START Input

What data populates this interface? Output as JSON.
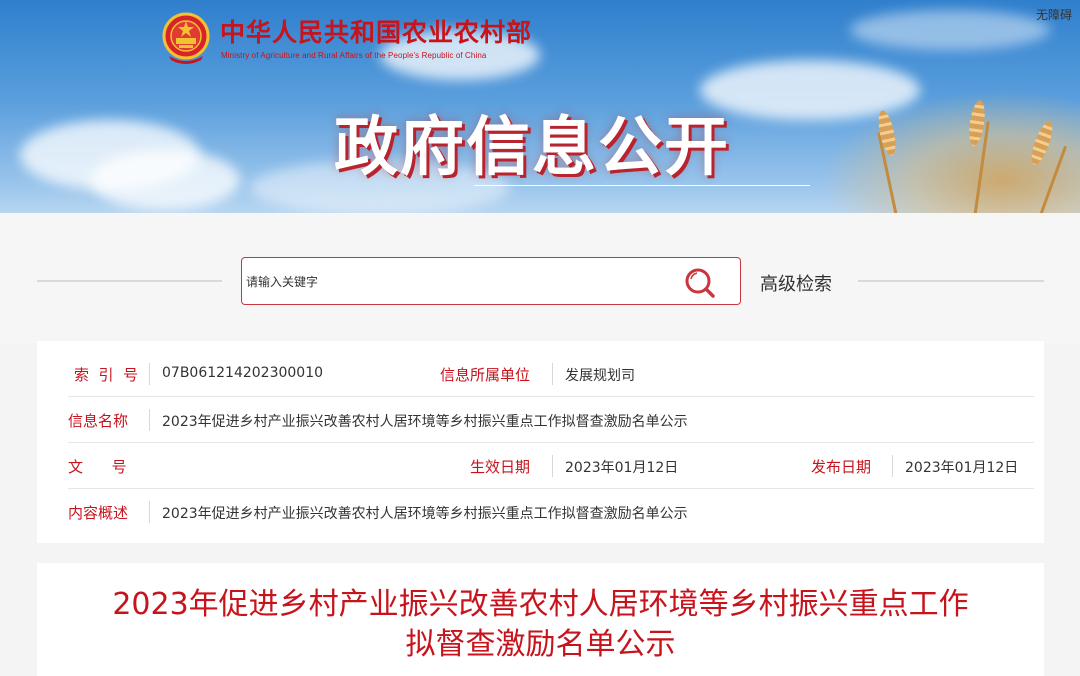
{
  "header": {
    "site_title": "中华人民共和国农业农村部",
    "site_subtitle": "Ministry of Agriculture and Rural Affairs of the People's Republic of China",
    "accessibility_label": "无障碍",
    "section_title": "政府信息公开",
    "emblem_icon": "national-emblem-icon"
  },
  "search": {
    "placeholder": "请输入关键字",
    "search_icon": "search-icon",
    "advanced_label": "高级检索"
  },
  "info": {
    "index_label": "索  引  号",
    "index_value": "07B061214202300010",
    "unit_label": "信息所属单位",
    "unit_value": "发展规划司",
    "name_label": "信息名称",
    "name_value": "2023年促进乡村产业振兴改善农村人居环境等乡村振兴重点工作拟督查激励名单公示",
    "docno_label": "文      号",
    "docno_value": "",
    "effective_label": "生效日期",
    "effective_value": "2023年01月12日",
    "publish_label": "发布日期",
    "publish_value": "2023年01月12日",
    "summary_label": "内容概述",
    "summary_value": "2023年促进乡村产业振兴改善农村人居环境等乡村振兴重点工作拟督查激励名单公示"
  },
  "article": {
    "title_line1": "2023年促进乡村产业振兴改善农村人居环境等乡村振兴重点工作",
    "title_line2": "拟督查激励名单公示"
  },
  "colors": {
    "brand_red": "#c6131c",
    "sky_blue": "#2f7fcd",
    "border_red": "#c9363f"
  }
}
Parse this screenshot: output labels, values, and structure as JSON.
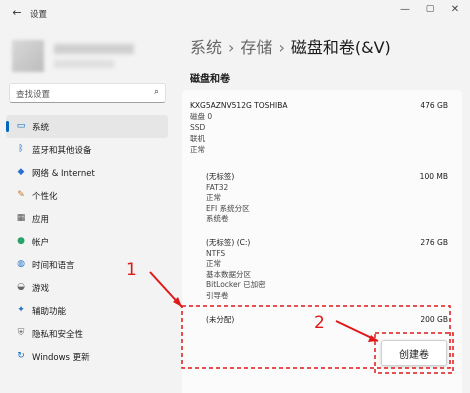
{
  "window": {
    "back_icon": "back-arrow-icon",
    "title": "设置",
    "controls": [
      "—",
      "▢",
      "✕"
    ]
  },
  "sidebar": {
    "search_placeholder": "查找设置",
    "items": [
      {
        "label": "系统",
        "icon": "monitor-icon",
        "active": true
      },
      {
        "label": "蓝牙和其他设备",
        "icon": "bluetooth-icon"
      },
      {
        "label": "网络 & Internet",
        "icon": "wifi-icon"
      },
      {
        "label": "个性化",
        "icon": "brush-icon"
      },
      {
        "label": "应用",
        "icon": "apps-icon"
      },
      {
        "label": "帐户",
        "icon": "account-icon"
      },
      {
        "label": "时间和语言",
        "icon": "globe-clock-icon"
      },
      {
        "label": "游戏",
        "icon": "gamepad-icon"
      },
      {
        "label": "辅助功能",
        "icon": "accessibility-icon"
      },
      {
        "label": "隐私和安全性",
        "icon": "shield-icon"
      },
      {
        "label": "Windows 更新",
        "icon": "update-icon"
      }
    ]
  },
  "breadcrumb": {
    "parts": [
      "系统",
      "存储",
      "磁盘和卷(&V)"
    ],
    "separator": "›"
  },
  "section_title": "磁盘和卷",
  "disk": {
    "model": "KXG5AZNV512G TOSHIBA",
    "size": "476 GB",
    "name": "磁盘 0",
    "type": "SSD",
    "status": "联机",
    "health": "正常"
  },
  "partitions": [
    {
      "label": "(无标签)",
      "size": "100 MB",
      "lines": [
        "FAT32",
        "正常",
        "EFI 系统分区",
        "系统卷"
      ]
    },
    {
      "label": "(无标签) (C:)",
      "size": "276 GB",
      "lines": [
        "NTFS",
        "正常",
        "基本数据分区",
        "BitLocker 已加密",
        "引导卷"
      ]
    },
    {
      "label": "(未分配)",
      "size": "200 GB",
      "lines": []
    }
  ],
  "create_button": "创建卷",
  "annotations": {
    "step1": "1",
    "step2": "2",
    "color": "#e01818"
  }
}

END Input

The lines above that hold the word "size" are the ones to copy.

**Written solution**
    "size": "476 GB",
      "size": "100 MB",
      "size": "276 GB",
      "size": "200 GB",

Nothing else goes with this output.